Set the pace

When freelance editor Lisa Roettger offered tips to writers recently, she said a developmental edit might point out problems with pacing. Here are some ideas from fantasy writer Victoria Grefer about how to fix pacing problems.

In Fiction: How Much “Down Time” is Too Much? | Creative Writing with the Crimson League
http://crimsonleague.com/2015/02/17/in-fiction-how-much-down-time-is-too-much/

Be the critic

Sometimes what the critics say doesn’t matter, but it’s still interesting to compare views — yours and theirs.

What the critics said about the National Book Award finalists | Entertain This!

http://entertainthis.usatoday.com/2014/10/15/what-the-critics-said-about-the-national-book-award-finalists/

Book seers

For writers, the question is never resolved, is it? Do you plot or do you start filling pages until a project is done? Which is the better approach?
Obviously there is no right answer.
But, here’s another installment in the debate. See if any of the suggestions helps you through one of your projects.

To Pants or To Plot, That is the Question. Or is it? | writingwenches

http://writingwenches.com/2014/09/08/to-pants-or-to-plot-that-is-the-question-or-is-it/

Commas, etc.

In my work, I deal with several writers who speak — and write in —  multiple languages. And that pesky comma shows up all over the place. But for the publications I work for — all intended for US audiences — I default to US grammar and punctuation rules. Here are a few reminders.

TED-Ed Blog» Blog Archive » Be a better writer in 15 minutes: 4 TED-Ed lessons on grammar and word choice

http://blog.ed.ted.com/2014/05/29/be-a-better-writer-in-15-minutes-4-ted-ed-lessons-on-grammar-and-word-choice/

Read and read aloud

No matter how many times you hear it in your head, your work sounds different when you hear the sound of your words.
One of my writing groups focuses almost exclusively on the sounds of our efforts.

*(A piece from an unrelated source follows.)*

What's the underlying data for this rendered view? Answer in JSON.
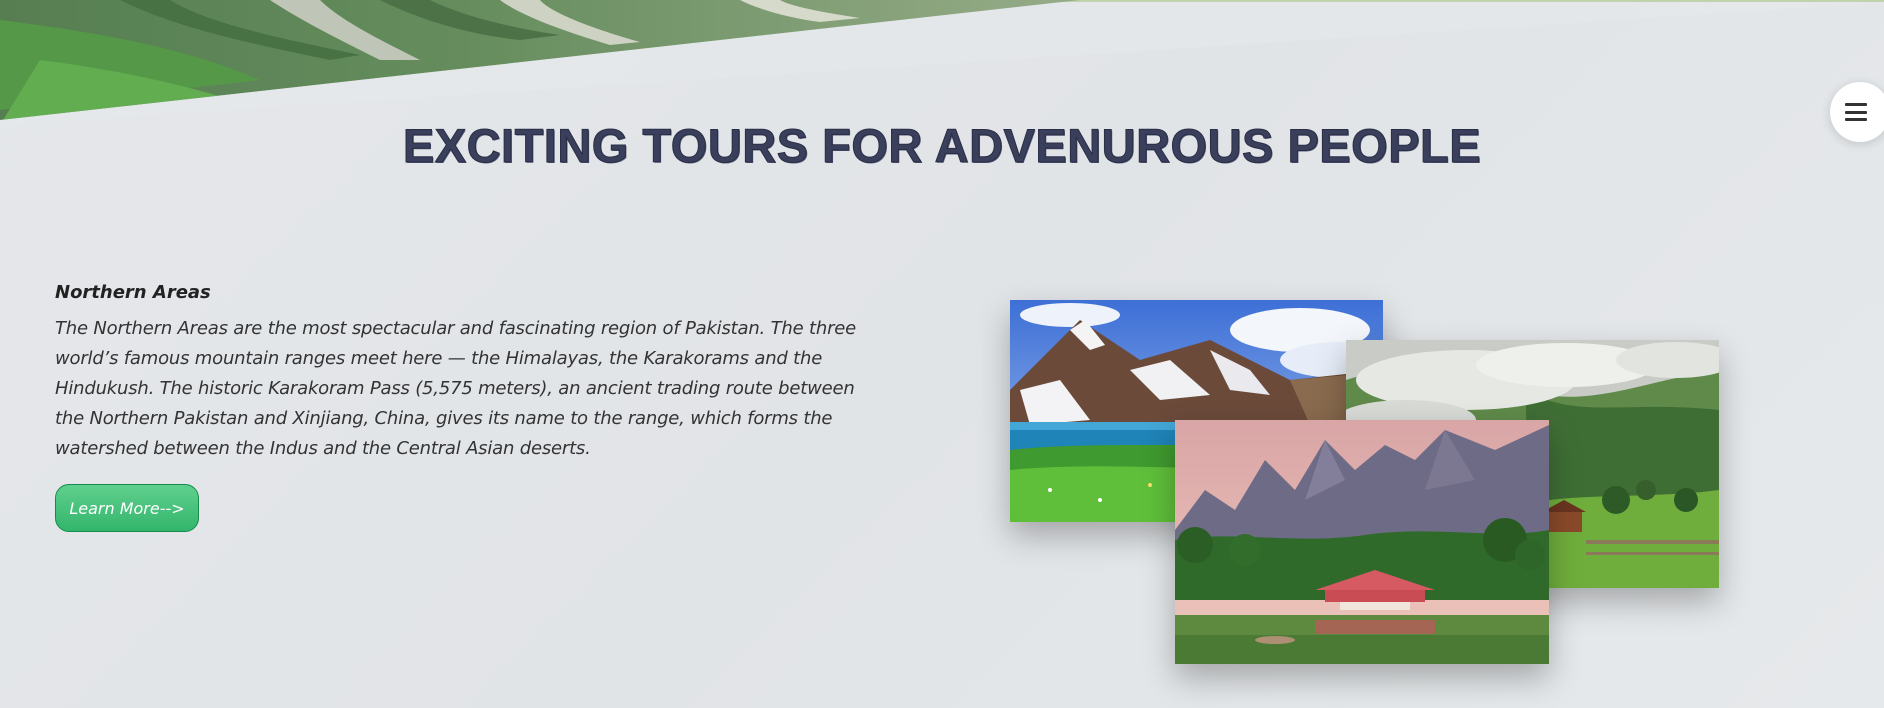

When we read, we hear the too-long sentences, the oft-repeated words, the misplaced modifiers and more.
Reading out loud is the top tip on this list, but it’s not the only good one.

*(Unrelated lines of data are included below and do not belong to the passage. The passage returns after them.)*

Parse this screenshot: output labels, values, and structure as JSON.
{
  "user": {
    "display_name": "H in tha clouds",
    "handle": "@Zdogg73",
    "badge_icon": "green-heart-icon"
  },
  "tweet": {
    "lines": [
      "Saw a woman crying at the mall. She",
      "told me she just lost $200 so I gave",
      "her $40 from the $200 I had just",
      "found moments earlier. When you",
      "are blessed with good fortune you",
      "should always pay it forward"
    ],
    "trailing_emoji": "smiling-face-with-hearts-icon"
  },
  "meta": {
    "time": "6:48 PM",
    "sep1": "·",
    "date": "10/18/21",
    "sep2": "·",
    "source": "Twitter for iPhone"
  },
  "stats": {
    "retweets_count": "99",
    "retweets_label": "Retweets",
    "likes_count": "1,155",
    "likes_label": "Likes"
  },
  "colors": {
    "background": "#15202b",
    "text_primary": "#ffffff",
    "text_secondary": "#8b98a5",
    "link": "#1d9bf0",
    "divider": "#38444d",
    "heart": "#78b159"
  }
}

20 Simple Tips That Will Dramatically Improve Your Writing | inspirationfeed.com

http://inspirationfeed.com/articles/blogging/20-simple-tips-that-will-dramatically-improve-your-writing/

Everyone needs an editor

If you are done with your book, it’s time for an editor. Whether you publish traditionally or independently, you’ll want someone with fresh eyes to take a close look at your work.
One thing you’ll want is someone who respects your voice, but who can still find problems you may have missed.
Here are some tips for meeting your next best friend.

How to Find an Independent Editor to Review Your Work – Writer’s Circle
http://writerscircle.com/2014/09/how-to-find-an-independent-editor-to-review-your-work.html

You pick the verb

When I finished my master’s thesis and showed it to my advisor, the first thing he did was mention that my opening sentence was in passive voice. I told him I knew it. I said I started the sentence with the piece I wanted to emphasize.
I’ve encouraged journalists to avoid passive constructions by telling them to make it clear who’s to blame. “Council members voted to …” versus “An ordinance was passed … .” (And, yes, I know that’s a sentence fragment.)
Be a concious writer. Use your verbs wisely.
Here’s a longer discussion of passive and active voice.

This Itch of Writing: What is passive voice, and why are you told to avoid it

http://emmadarwin.typepad.com/thisitchofwriting/2014/09/what-is-passive-voice-and-why-might-it-be-a-bad-thing.html